Aim of the task >>
Each line containing the word "annotation" must be copied from the material below.

Material for this exercise >>
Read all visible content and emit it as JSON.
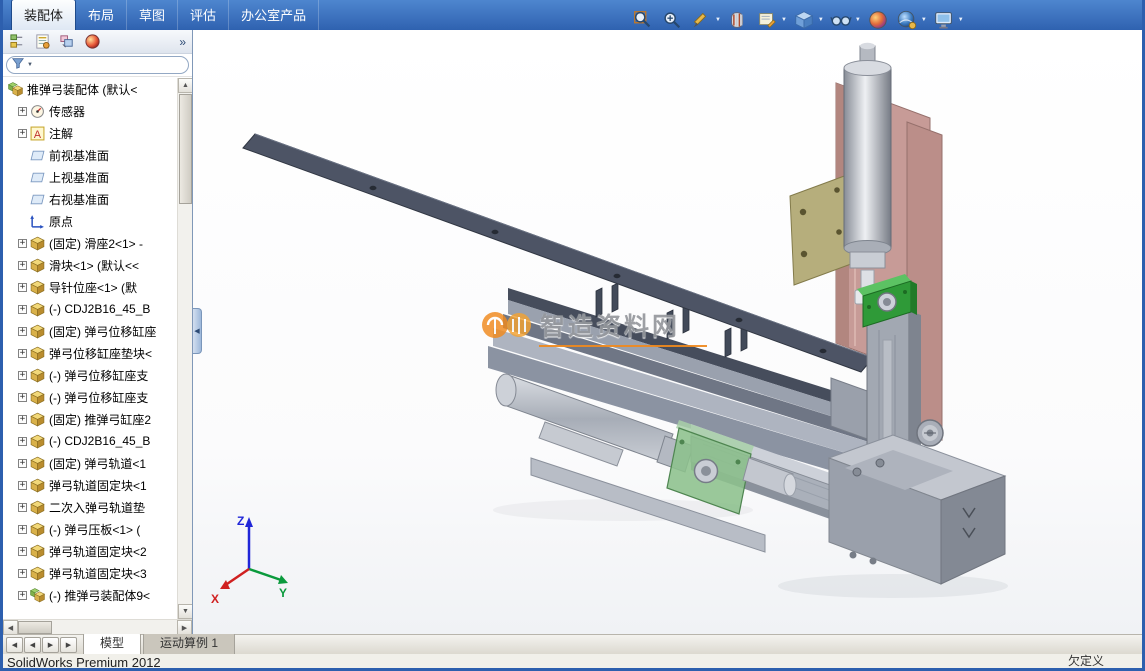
{
  "colors": {
    "frame_blue": "#2d5fae",
    "tabbar_gradient_top": "#4e86cf",
    "tabbar_gradient_bottom": "#2f62b0",
    "watermark_orange": "#f08a1e",
    "triad_x_red": "#d02020",
    "triad_y_green": "#0a9a3c",
    "triad_z_blue": "#2026d8"
  },
  "command_tabs": {
    "items": [
      {
        "label": "装配体",
        "active": true
      },
      {
        "label": "布局",
        "active": false
      },
      {
        "label": "草图",
        "active": false
      },
      {
        "label": "评估",
        "active": false
      },
      {
        "label": "办公室产品",
        "active": false
      }
    ]
  },
  "headsup_toolbar": {
    "buttons": [
      {
        "name": "zoom-to-fit",
        "dropdown": false
      },
      {
        "name": "zoom-to-area",
        "dropdown": false
      },
      {
        "name": "previous-view",
        "dropdown": true
      },
      {
        "name": "section-view",
        "dropdown": false
      },
      {
        "name": "annotation-view",
        "dropdown": true
      },
      {
        "name": "view-orientation",
        "dropdown": true
      },
      {
        "name": "display-style",
        "dropdown": true
      },
      {
        "name": "edit-appearance",
        "dropdown": false
      },
      {
        "name": "apply-scene",
        "dropdown": true
      },
      {
        "name": "view-settings",
        "dropdown": true
      }
    ]
  },
  "left_panel": {
    "toolbar": {
      "icons": [
        "featuremanager",
        "propertymanager",
        "configurationmanager",
        "displaymanager"
      ],
      "overflow_label": "»"
    },
    "tree": {
      "items": [
        {
          "label": "推弹弓装配体 (默认<",
          "icon": "assembly",
          "expand": false,
          "root": true
        },
        {
          "label": "传感器",
          "icon": "sensor",
          "expand": true
        },
        {
          "label": "注解",
          "icon": "annotation",
          "expand": true
        },
        {
          "label": "前视基准面",
          "icon": "plane",
          "expand": false
        },
        {
          "label": "上视基准面",
          "icon": "plane",
          "expand": false
        },
        {
          "label": "右视基准面",
          "icon": "plane",
          "expand": false
        },
        {
          "label": "原点",
          "icon": "origin",
          "expand": false
        },
        {
          "label": "(固定) 滑座2<1> -",
          "icon": "part",
          "expand": true
        },
        {
          "label": "滑块<1> (默认<<",
          "icon": "part",
          "expand": true
        },
        {
          "label": "导针位座<1> (默",
          "icon": "part",
          "expand": true
        },
        {
          "label": "(-) CDJ2B16_45_B",
          "icon": "part",
          "expand": true
        },
        {
          "label": "(固定) 弹弓位移缸座",
          "icon": "part",
          "expand": true
        },
        {
          "label": "弹弓位移缸座垫块<",
          "icon": "part",
          "expand": true
        },
        {
          "label": "(-) 弹弓位移缸座支",
          "icon": "part",
          "expand": true
        },
        {
          "label": "(-) 弹弓位移缸座支",
          "icon": "part",
          "expand": true
        },
        {
          "label": "(固定) 推弹弓缸座2",
          "icon": "part",
          "expand": true
        },
        {
          "label": "(-) CDJ2B16_45_B",
          "icon": "part",
          "expand": true
        },
        {
          "label": "(固定) 弹弓轨道<1",
          "icon": "part",
          "expand": true
        },
        {
          "label": "弹弓轨道固定块<1",
          "icon": "part",
          "expand": true
        },
        {
          "label": "二次入弹弓轨道垫",
          "icon": "part",
          "expand": true
        },
        {
          "label": "(-) 弹弓压板<1> (",
          "icon": "part",
          "expand": true
        },
        {
          "label": "弹弓轨道固定块<2",
          "icon": "part",
          "expand": true
        },
        {
          "label": "弹弓轨道固定块<3",
          "icon": "part",
          "expand": true
        },
        {
          "label": "(-) 推弹弓装配体9<",
          "icon": "assembly",
          "expand": true
        }
      ]
    }
  },
  "viewport": {
    "watermark_text": "智造资料网",
    "triad_labels": {
      "x": "X",
      "y": "Y",
      "z": "Z"
    }
  },
  "sheet_bar": {
    "tabs": [
      {
        "label": "模型",
        "active": true
      },
      {
        "label": "运动算例 1",
        "active": false
      }
    ]
  },
  "status_bar": {
    "left": "SolidWorks Premium 2012",
    "right": "欠定义"
  }
}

Completed task >>
        "name": "annotation-view",
          "icon": "annotation",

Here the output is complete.